[Problem to solve]:
Please set down every record exactly as it appears below.

[Source records]:
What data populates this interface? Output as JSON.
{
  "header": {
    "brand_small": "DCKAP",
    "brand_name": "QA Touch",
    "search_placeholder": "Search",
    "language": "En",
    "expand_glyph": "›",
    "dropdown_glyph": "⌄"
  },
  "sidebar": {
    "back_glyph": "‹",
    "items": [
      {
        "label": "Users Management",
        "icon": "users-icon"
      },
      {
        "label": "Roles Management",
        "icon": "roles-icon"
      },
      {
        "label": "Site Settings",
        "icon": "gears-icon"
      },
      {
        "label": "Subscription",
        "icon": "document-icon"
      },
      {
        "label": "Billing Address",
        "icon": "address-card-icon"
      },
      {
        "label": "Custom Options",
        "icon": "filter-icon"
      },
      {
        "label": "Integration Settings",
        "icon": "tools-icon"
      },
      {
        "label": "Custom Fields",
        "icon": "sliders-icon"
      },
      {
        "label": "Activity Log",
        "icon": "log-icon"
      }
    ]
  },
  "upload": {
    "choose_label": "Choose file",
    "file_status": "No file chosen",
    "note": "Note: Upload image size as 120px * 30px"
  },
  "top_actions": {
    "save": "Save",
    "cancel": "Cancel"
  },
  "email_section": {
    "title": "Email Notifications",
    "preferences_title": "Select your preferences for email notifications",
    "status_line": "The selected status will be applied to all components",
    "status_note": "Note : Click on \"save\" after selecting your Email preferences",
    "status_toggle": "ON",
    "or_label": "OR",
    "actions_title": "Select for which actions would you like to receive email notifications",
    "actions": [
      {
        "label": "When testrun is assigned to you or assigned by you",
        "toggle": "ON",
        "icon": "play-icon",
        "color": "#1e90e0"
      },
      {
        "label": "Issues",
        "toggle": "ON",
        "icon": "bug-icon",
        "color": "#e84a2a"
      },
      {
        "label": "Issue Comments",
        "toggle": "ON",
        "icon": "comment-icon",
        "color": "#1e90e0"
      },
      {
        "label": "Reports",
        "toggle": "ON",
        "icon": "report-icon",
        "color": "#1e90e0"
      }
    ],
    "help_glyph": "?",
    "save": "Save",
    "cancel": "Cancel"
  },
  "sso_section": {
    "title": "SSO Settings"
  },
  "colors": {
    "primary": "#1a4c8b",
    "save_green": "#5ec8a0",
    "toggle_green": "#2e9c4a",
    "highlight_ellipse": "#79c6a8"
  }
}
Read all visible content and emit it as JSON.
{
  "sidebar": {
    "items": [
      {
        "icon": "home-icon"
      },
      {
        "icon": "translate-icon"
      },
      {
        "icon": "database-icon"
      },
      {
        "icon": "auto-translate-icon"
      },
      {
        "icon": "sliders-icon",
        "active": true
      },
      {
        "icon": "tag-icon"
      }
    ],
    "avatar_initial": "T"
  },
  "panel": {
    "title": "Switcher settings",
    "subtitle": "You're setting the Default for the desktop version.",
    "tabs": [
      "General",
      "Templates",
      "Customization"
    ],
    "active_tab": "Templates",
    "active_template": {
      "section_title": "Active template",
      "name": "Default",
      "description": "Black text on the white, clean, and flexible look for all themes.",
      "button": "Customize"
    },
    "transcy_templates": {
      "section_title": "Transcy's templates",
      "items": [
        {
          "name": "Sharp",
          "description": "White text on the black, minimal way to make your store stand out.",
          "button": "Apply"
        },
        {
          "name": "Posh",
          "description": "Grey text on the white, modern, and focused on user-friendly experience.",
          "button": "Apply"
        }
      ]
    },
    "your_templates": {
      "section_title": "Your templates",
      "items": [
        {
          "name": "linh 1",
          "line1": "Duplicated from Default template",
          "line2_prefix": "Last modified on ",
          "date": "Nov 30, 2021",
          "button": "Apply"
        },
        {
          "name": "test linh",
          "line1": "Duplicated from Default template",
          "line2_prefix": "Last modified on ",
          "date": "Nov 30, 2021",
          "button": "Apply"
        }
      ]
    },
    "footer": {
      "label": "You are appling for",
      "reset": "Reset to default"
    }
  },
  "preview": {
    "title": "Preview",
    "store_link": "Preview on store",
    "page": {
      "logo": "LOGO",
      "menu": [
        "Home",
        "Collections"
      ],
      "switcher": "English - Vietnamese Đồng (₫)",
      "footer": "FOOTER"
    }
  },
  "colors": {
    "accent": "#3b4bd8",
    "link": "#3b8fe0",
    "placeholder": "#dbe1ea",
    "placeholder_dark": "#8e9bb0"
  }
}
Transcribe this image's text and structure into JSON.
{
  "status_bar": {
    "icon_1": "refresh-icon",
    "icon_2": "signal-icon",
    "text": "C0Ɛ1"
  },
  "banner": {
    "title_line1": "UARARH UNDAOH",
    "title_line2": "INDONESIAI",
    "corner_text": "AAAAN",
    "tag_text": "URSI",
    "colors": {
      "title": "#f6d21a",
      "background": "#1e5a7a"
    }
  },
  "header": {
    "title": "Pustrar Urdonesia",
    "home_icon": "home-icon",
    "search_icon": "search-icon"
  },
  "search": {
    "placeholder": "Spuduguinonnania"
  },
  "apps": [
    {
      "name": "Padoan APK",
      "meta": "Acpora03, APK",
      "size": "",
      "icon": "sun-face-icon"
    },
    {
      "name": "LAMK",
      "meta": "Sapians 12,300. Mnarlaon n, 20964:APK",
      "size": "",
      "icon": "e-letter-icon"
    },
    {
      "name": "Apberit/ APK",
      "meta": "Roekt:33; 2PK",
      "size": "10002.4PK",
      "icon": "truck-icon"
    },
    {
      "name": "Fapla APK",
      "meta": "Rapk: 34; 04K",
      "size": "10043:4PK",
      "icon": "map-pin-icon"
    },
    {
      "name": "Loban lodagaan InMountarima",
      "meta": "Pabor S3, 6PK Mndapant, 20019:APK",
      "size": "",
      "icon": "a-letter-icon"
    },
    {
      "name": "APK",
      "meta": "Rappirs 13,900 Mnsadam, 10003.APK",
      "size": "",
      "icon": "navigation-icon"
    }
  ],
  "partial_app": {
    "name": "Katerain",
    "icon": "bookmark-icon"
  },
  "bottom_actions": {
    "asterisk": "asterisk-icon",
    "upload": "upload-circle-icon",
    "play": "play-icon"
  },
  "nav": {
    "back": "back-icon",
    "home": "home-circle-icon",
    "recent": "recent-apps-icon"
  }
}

[Exercise solution]:
What data populates this interface? Output as JSON.
{
  "header": {
    "brand_small": "DCKAP",
    "brand_name": "QA Touch",
    "search_placeholder": "Search",
    "language": "En",
    "expand_glyph": "›",
    "dropdown_glyph": "⌄"
  },
  "sidebar": {
    "back_glyph": "‹",
    "items": [
      {
        "label": "Users Management",
        "icon": "users-icon"
      },
      {
        "label": "Roles Management",
        "icon": "roles-icon"
      },
      {
        "label": "Site Settings",
        "icon": "gears-icon"
      },
      {
        "label": "Subscription",
        "icon": "document-icon"
      },
      {
        "label": "Billing Address",
        "icon": "address-card-icon"
      },
      {
        "label": "Custom Options",
        "icon": "filter-icon"
      },
      {
        "label": "Integration Settings",
        "icon": "tools-icon"
      },
      {
        "label": "Custom Fields",
        "icon": "sliders-icon"
      },
      {
        "label": "Activity Log",
        "icon": "log-icon"
      }
    ]
  },
  "upload": {
    "choose_label": "Choose file",
    "file_status": "No file chosen",
    "note": "Note: Upload image size as 120px * 30px"
  },
  "top_actions": {
    "save": "Save",
    "cancel": "Cancel"
  },
  "email_section": {
    "title": "Email Notifications",
    "preferences_title": "Select your preferences for email notifications",
    "status_line": "The selected status will be applied to all components",
    "status_note": "Note : Click on \"save\" after selecting your Email preferences",
    "status_toggle": "ON",
    "or_label": "OR",
    "actions_title": "Select for which actions would you like to receive email notifications",
    "actions": [
      {
        "label": "When testrun is assigned to you or assigned by you",
        "toggle": "ON",
        "icon": "play-icon",
        "color": "#1e90e0"
      },
      {
        "label": "Issues",
        "toggle": "ON",
        "icon": "bug-icon",
        "color": "#e84a2a"
      },
      {
        "label": "Issue Comments",
        "toggle": "ON",
        "icon": "comment-icon",
        "color": "#1e90e0"
      },
      {
        "label": "Reports",
        "toggle": "ON",
        "icon": "report-icon",
        "color": "#1e90e0"
      }
    ],
    "help_glyph": "?",
    "save": "Save",
    "cancel": "Cancel"
  },
  "sso_section": {
    "title": "SSO Settings"
  },
  "colors": {
    "primary": "#1a4c8b",
    "save_green": "#5ec8a0",
    "toggle_green": "#2e9c4a",
    "highlight_ellipse": "#79c6a8"
  }
}
Read all visible content and emit it as JSON.
{
  "sidebar": {
    "items": [
      {
        "icon": "home-icon"
      },
      {
        "icon": "translate-icon"
      },
      {
        "icon": "database-icon"
      },
      {
        "icon": "auto-translate-icon"
      },
      {
        "icon": "sliders-icon",
        "active": true
      },
      {
        "icon": "tag-icon"
      }
    ],
    "avatar_initial": "T"
  },
  "panel": {
    "title": "Switcher settings",
    "subtitle": "You're setting the Default for the desktop version.",
    "tabs": [
      "General",
      "Templates",
      "Customization"
    ],
    "active_tab": "Templates",
    "active_template": {
      "section_title": "Active template",
      "name": "Default",
      "description": "Black text on the white, clean, and flexible look for all themes.",
      "button": "Customize"
    },
    "transcy_templates": {
      "section_title": "Transcy's templates",
      "items": [
        {
          "name": "Sharp",
          "description": "White text on the black, minimal way to make your store stand out.",
          "button": "Apply"
        },
        {
          "name": "Posh",
          "description": "Grey text on the white, modern, and focused on user-friendly experience.",
          "button": "Apply"
        }
      ]
    },
    "your_templates": {
      "section_title": "Your templates",
      "items": [
        {
          "name": "linh 1",
          "line1": "Duplicated from Default template",
          "line2_prefix": "Last modified on ",
          "date": "Nov 30, 2021",
          "button": "Apply"
        },
        {
          "name": "test linh",
          "line1": "Duplicated from Default template",
          "line2_prefix": "Last modified on ",
          "date": "Nov 30, 2021",
          "button": "Apply"
        }
      ]
    },
    "footer": {
      "label": "You are appling for",
      "reset": "Reset to default"
    }
  },
  "preview": {
    "title": "Preview",
    "store_link": "Preview on store",
    "page": {
      "logo": "LOGO",
      "menu": [
        "Home",
        "Collections"
      ],
      "switcher": "English - Vietnamese Đồng (₫)",
      "footer": "FOOTER"
    }
  },
  "colors": {
    "accent": "#3b4bd8",
    "link": "#3b8fe0",
    "placeholder": "#dbe1ea",
    "placeholder_dark": "#8e9bb0"
  }
}
Transcribe this image's text and structure into JSON.
{
  "status_bar": {
    "icon_1": "refresh-icon",
    "icon_2": "signal-icon",
    "text": "C0Ɛ1"
  },
  "banner": {
    "title_line1": "UARARH UNDAOH",
    "title_line2": "INDONESIAI",
    "corner_text": "AAAAN",
    "tag_text": "URSI",
    "colors": {
      "title": "#f6d21a",
      "background": "#1e5a7a"
    }
  },
  "header": {
    "title": "Pustrar Urdonesia",
    "home_icon": "home-icon",
    "search_icon": "search-icon"
  },
  "search": {
    "placeholder": "Spuduguinonnania"
  },
  "apps": [
    {
      "name": "Padoan APK",
      "meta": "Acpora03, APK",
      "size": "",
      "icon": "sun-face-icon"
    },
    {
      "name": "LAMK",
      "meta": "Sapians 12,300. Mnarlaon n, 20964:APK",
      "size": "",
      "icon": "e-letter-icon"
    },
    {
      "name": "Apberit/ APK",
      "meta": "Roekt:33; 2PK",
      "size": "10002.4PK",
      "icon": "truck-icon"
    },
    {
      "name": "Fapla APK",
      "meta": "Rapk: 34; 04K",
      "size": "10043:4PK",
      "icon": "map-pin-icon"
    },
    {
      "name": "Loban lodagaan InMountarima",
      "meta": "Pabor S3, 6PK Mndapant, 20019:APK",
      "size": "",
      "icon": "a-letter-icon"
    },
    {
      "name": "APK",
      "meta": "Rappirs 13,900 Mnsadam, 10003.APK",
      "size": "",
      "icon": "navigation-icon"
    }
  ],
  "partial_app": {
    "name": "Katerain",
    "icon": "bookmark-icon"
  },
  "bottom_actions": {
    "asterisk": "asterisk-icon",
    "upload": "upload-circle-icon",
    "play": "play-icon"
  },
  "nav": {
    "back": "back-icon",
    "home": "home-circle-icon",
    "recent": "recent-apps-icon"
  }
}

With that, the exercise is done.